| Panola needs long-range plan
A supposed strategy of political campaigning is to run for public office like you’re trailing your opponent – even when you’re ahead.
That sure seems like a negative way to make progress, but visualizing where you don’t want to be on election day, or in life, can motivate a person.
Maybe Panola County needs to do that as well: look 10 years and 20 years into our future with the idea that the future of our community should resemble the bustling cities to our east or north and not the struggling towns to our west.
And there is a clear difference.
State figures from the Miss. Department of Employment and Security show Tate and Lafayette counties showed population increases from 1990 to 2000 while Quitman and Coahoma counties showed decreases in their numbers.
Tate and Lafayette also lead in the number of new businesses, boasting 44 new establishments from 2003 to 2004 compared to a loss of 30 establishments in Quitman and Coahoma.
(Lafayette County leads all four counties with 41 new businesses).
Where does Panola County fit?
State figures show the land "where the Delta meets the hills" is situated squarely in the middle of our neighbors on all sides, boasting 11 new businesses in 2004 and a population boost of 14.3 percent from 1990 to 2000.
The average annual wage in 2004 was $24,959 in Panola County, about $3,000 below the state average of $28,004, behind our eastern neighbors and ahead of our western neighbors.
Yet another interesting figure is that Panola County leads all four counties in manufacturing jobs, 23.1 percent compared to the next highest number, 16.9 percent, in Tate County.
Compared to 25 counties in north Mississippi, Panola County’s new businesses rank us No. 7 while the annual income ranks us at No. 14.
What makes Panola’s figures seem really impressive is that we’re cruising along like a carefree candidate who’s not really committed to the race.
We don’t have a game plan yet we’re still in the game, and what team can continue to win without a plan?
Some may disagree, of course, arguing that a long-range plan is unnecessary since Panola has been coasting along during recent years and is still growing.
And that’s right. The problem with coasting, however, is that momentum ultimately winds down.

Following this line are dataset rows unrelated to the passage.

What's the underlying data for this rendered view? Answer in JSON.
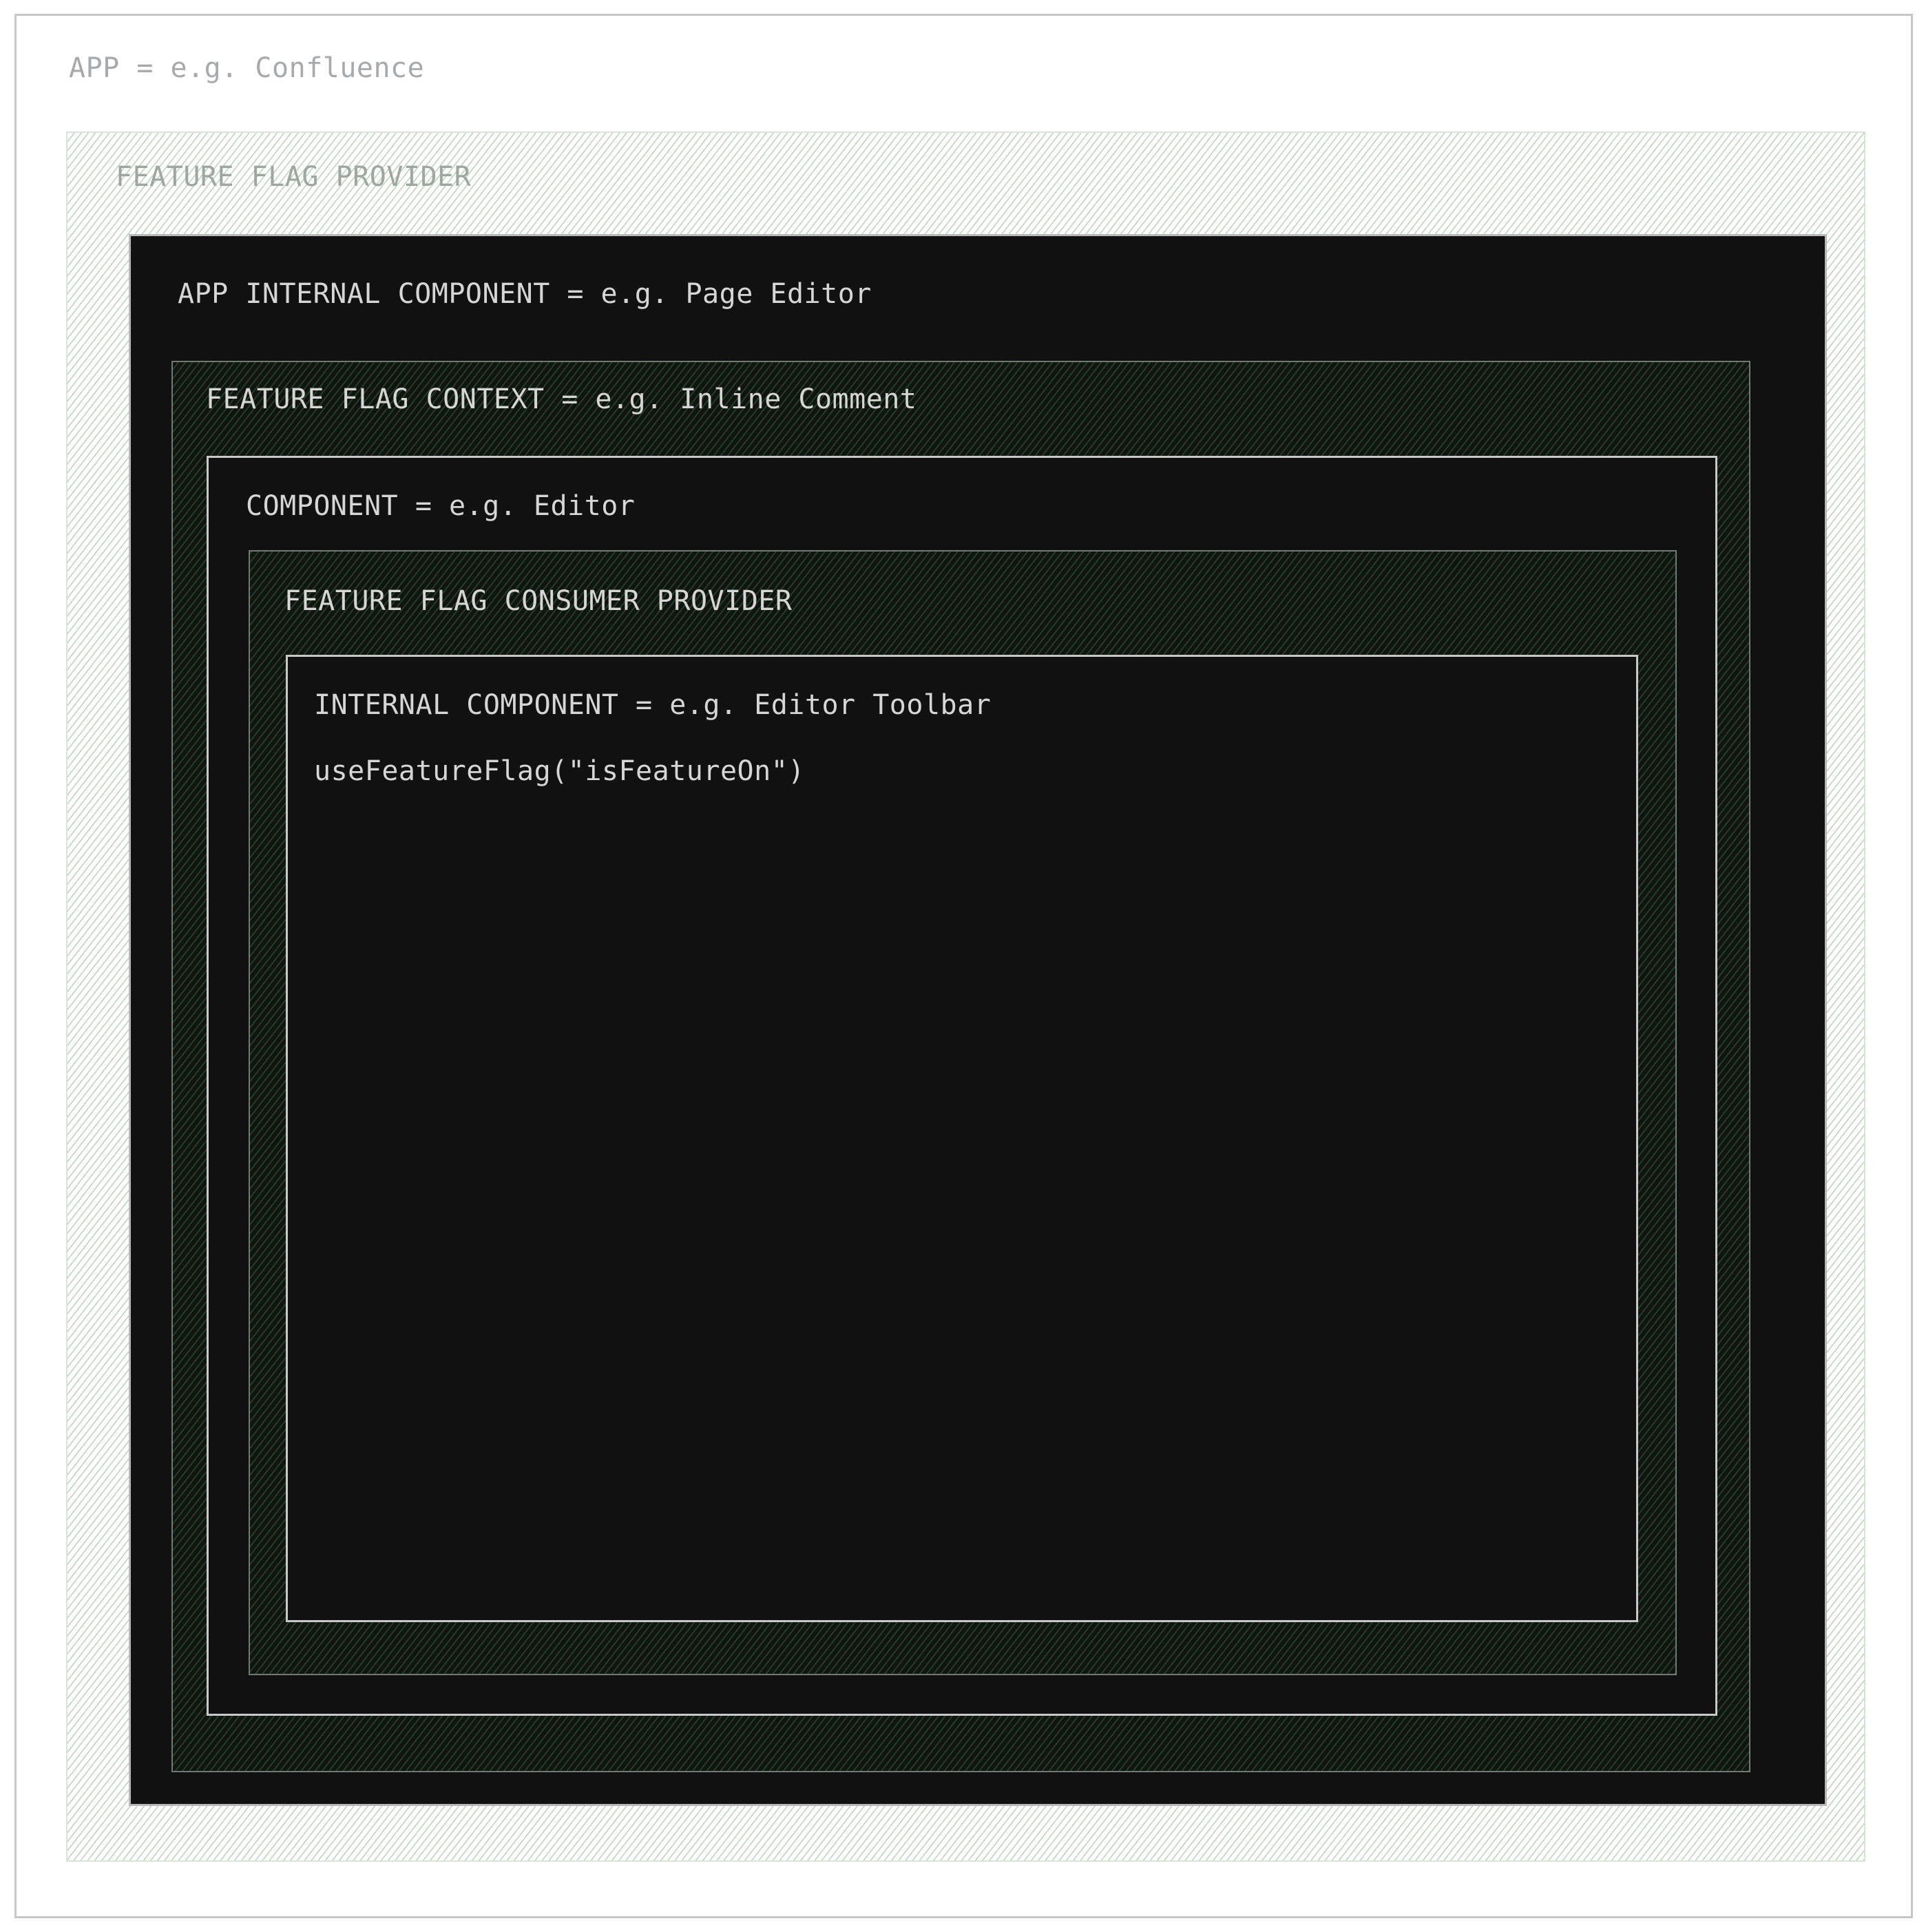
{
  "diagram": {
    "app": {
      "label": "APP = e.g. Confluence"
    },
    "feature_flag_provider": {
      "label": "FEATURE FLAG PROVIDER"
    },
    "app_internal_component": {
      "label": "APP INTERNAL COMPONENT = e.g. Page Editor"
    },
    "feature_flag_context": {
      "label": "FEATURE FLAG CONTEXT = e.g. Inline Comment"
    },
    "component": {
      "label": "COMPONENT = e.g. Editor"
    },
    "feature_flag_consumer_provider": {
      "label": "FEATURE FLAG CONSUMER PROVIDER"
    },
    "internal_component": {
      "label": "INTERNAL COMPONENT = e.g. Editor Toolbar",
      "code": "useFeatureFlag(\"isFeatureOn\")"
    }
  },
  "colors": {
    "dark_fill": "#111111",
    "light_hatch": "#78aa78",
    "dark_hatch": "#285a32",
    "text_light": "#d6d6d6",
    "text_muted": "#a7aaad"
  }
}
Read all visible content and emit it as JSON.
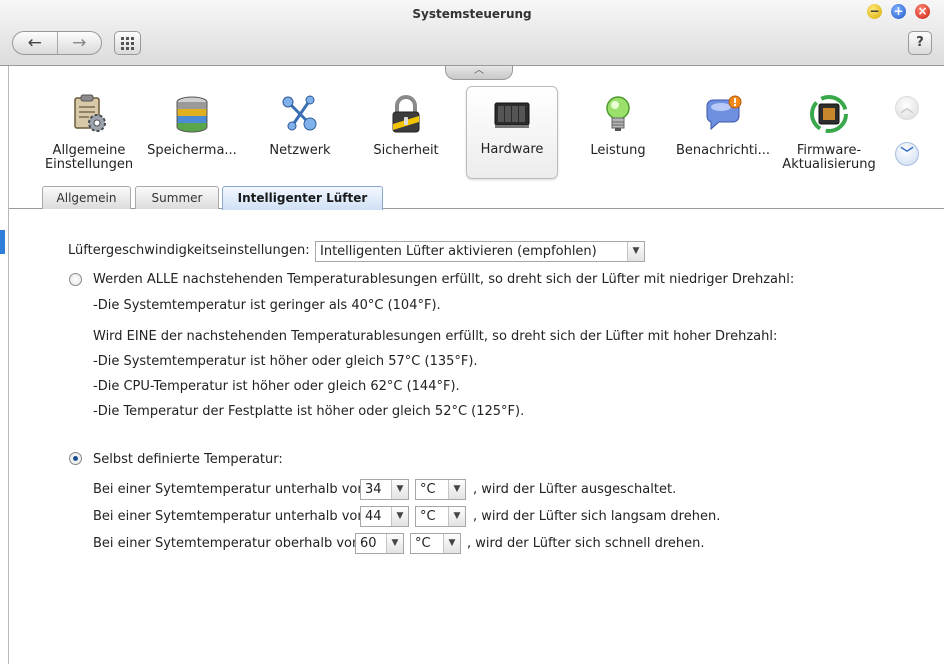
{
  "window": {
    "title": "Systemsteuerung",
    "help_label": "?"
  },
  "categories": [
    {
      "label": "Allgemeine\nEinstellungen",
      "icon": "clipboard-gear-icon"
    },
    {
      "label": "Speicherma...",
      "icon": "storage-disks-icon"
    },
    {
      "label": "Netzwerk",
      "icon": "network-icon"
    },
    {
      "label": "Sicherheit",
      "icon": "padlock-icon"
    },
    {
      "label": "Hardware",
      "icon": "hardware-nas-icon"
    },
    {
      "label": "Leistung",
      "icon": "lightbulb-icon"
    },
    {
      "label": "Benachrichti...",
      "icon": "notification-bubble-icon"
    },
    {
      "label": "Firmware-\nAktualisierung",
      "icon": "firmware-chip-icon"
    }
  ],
  "tabs": [
    {
      "label": "Allgemein"
    },
    {
      "label": "Summer"
    },
    {
      "label": "Intelligenter Lüfter"
    }
  ],
  "fan": {
    "speed_label": "Lüftergeschwindigkeitseinstellungen:",
    "speed_value": "Intelligenten Lüfter aktivieren (empfohlen)",
    "auto_option": "Werden ALLE nachstehenden Temperaturablesungen erfüllt, so dreht sich der Lüfter mit niedriger Drehzahl:",
    "low_conditions": [
      "-Die Systemtemperatur ist geringer als 40°C (104°F)."
    ],
    "high_intro": "Wird EINE der nachstehenden Temperaturablesungen erfüllt, so dreht sich der Lüfter mit hoher Drehzahl:",
    "high_conditions": [
      "-Die Systemtemperatur ist höher oder gleich 57°C (135°F).",
      "-Die CPU-Temperatur ist höher oder gleich 62°C (144°F).",
      "-Die Temperatur der Festplatte ist höher oder gleich 52°C (125°F)."
    ],
    "custom_option": "Selbst definierte Temperatur:",
    "custom_rows": [
      {
        "prefix": "Bei einer Sytemtemperatur unterhalb von",
        "value": "34",
        "unit": "°C",
        "suffix": ", wird der Lüfter ausgeschaltet."
      },
      {
        "prefix": "Bei einer Sytemtemperatur unterhalb von",
        "value": "44",
        "unit": "°C",
        "suffix": ", wird der Lüfter sich langsam drehen."
      },
      {
        "prefix": "Bei einer Sytemtemperatur oberhalb von",
        "value": "60",
        "unit": "°C",
        "suffix": ", wird der Lüfter sich schnell drehen."
      }
    ]
  }
}
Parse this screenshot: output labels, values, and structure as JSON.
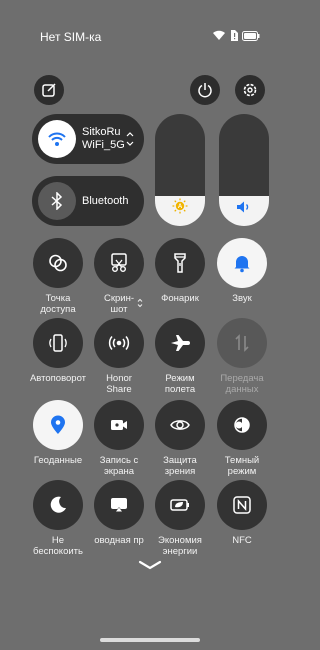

So let’s stop coasting. This year our leaders in government, business and industry need to map out a plan to prepare us for the future.
Former Panola Partnership director Blair Jernigan often pleaded his case for a strategic plan, emphasizing the need for a community-wide effort.
If a plan is in place, he said, it would move forward regardless of who is director of the Partnership, mayor of Batesville or in other positions of leadership.
One key to a successful plan is the Partnership itself, the quasi-government office that recruits industries, operates as the chamber of commerce, and oversees Batesville Main Street.
Considering the large percentage of manufacturing jobs in Panola County, many would be surprised to learn that the Partnership depends on one person, Sonny Simmons, and his small staff to do the recruiting and retention work that is crucial to maintaining our economic vitality.
By just supporting the Partnership through additional funding, manpower or a membership drive, our community can show a determination to pedal much faster into the future.
If some government report could explain the decline of the Delta, somewhere in the pages of facts and figures is the opinion that the leaders and laymen got comfortable and lazy.
Panola County seems quite comfortable at the moment. This year we will learn if we’re lazy, too.